Mayor Kevin Faulconer earned his reputation as a small-c conservative leader. He is not a bombastic ideologue, a populist rabble-rouser or even an even-tempered consensus-builder. His way, over his first four years in office, was to instead lay back from the city’s most contentious debates and allow others to sort out their differences, choosing where he stands after a particular solution gained momentum.
He took a new approach in 2018. It did not go particularly well, but it drove the city’s dialogue for the year.
In his state of the city address, he acknowledged that he had not done enough to address the city’s worsening homeless crisis and pledged to take swifter action. He revamped his management team, replacing technocrats with political operators. He made rare appearances at the Metropolitan Transit System to help elect liberal Councilwoman Georgette Gomez its new chair, and to the San Diego Association of Governments to veto an attempt to hire a new director who had been involved in the agency’s scandal that opened the position in the first place. He staked out a position on the city’s never-ending vacation rental debate that would have maintained many rentals, rather than appeasing neighbors who wanted a de facto ban.

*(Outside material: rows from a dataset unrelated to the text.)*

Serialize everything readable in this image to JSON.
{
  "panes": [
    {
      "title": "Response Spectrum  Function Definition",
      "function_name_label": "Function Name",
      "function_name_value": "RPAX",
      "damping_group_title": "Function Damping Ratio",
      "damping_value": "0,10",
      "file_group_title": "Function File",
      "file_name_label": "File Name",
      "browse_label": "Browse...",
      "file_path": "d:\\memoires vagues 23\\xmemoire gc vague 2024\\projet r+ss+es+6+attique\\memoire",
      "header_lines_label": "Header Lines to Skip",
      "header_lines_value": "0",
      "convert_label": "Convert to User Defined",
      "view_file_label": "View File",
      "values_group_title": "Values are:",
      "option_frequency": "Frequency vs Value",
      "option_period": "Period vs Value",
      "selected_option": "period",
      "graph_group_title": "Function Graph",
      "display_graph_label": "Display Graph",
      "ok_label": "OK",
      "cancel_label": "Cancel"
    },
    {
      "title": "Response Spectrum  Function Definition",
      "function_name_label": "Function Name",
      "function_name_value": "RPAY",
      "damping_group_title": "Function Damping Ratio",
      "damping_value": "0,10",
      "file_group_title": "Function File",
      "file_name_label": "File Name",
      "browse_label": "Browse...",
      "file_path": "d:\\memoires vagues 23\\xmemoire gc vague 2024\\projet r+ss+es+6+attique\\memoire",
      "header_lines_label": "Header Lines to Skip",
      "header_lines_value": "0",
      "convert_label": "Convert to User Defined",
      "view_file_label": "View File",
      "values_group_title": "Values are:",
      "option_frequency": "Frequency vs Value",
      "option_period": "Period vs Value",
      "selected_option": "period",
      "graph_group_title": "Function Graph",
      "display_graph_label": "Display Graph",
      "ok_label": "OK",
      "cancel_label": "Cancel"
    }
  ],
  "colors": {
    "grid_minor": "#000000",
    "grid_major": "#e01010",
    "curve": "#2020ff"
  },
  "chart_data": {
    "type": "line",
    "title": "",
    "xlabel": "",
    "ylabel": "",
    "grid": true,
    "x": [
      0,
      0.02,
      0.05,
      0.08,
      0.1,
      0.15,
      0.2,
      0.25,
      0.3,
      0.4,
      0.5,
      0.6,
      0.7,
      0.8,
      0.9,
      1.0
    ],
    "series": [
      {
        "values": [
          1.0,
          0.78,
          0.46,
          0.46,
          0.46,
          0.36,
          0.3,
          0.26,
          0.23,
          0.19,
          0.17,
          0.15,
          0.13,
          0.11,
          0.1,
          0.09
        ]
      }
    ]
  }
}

And, most crucially, he forged ahead with his vision of putting a plan to raise hotel taxes to fund a convention center expansion, new homelessness spending and road repairs on the November ballot. To do so, he built a broad coalition with buy-in from the tourism industry, Chamber of Commerce and the city’s major labor unions.
That decision devolved into, as one colorful labor-leader and collation member put it, “a shit show.” He’ll now need to try again for a special election, or wait until 2020. In the meantime, it was among the most discussed topic in public affairs this year.
His stance on short-term vacation rentals flamed out too. The Council opted instead for a more restrictive policy, and he jumped on board after the fact to say it was functionally the same as his proposal (it wasn’t). Airbnb and other companies collected enough signatures to push the question to the ballot, and the Council had to rescind the decision, putting the city back in the same limbo it’s been in for years.
And Faulconer’s move to open new temporary tents to get homeless people off the streets – after 20 people died from a 2017 hepatitis A outbreak owing in part to the unsanitary conditions that emerged in the city’s vast encampments – hasn’t produced results. Not many people in the tents are moving into permanent housing, one tent has to shut down and the city doesn’t know where to put its residents, and another one needed to be evacuated in an emergency this month.
It’s not all bad. Gomez is leading MTS’s push for a 2020 ballot measure to increase taxes to improve transit, showing the leadership Faulconer said she’d display when he supported her over fellow Republican Ron Roberts as board chair. And after Faulconer’s effective veto, SANDAG restarted its search and instead hired Hasan Ikhrata, who has thus far been well-received.
This is part of our 2018 Voice of the Year list, profiling the people who kick-started San Diego’s biggest civic discussions over the past year.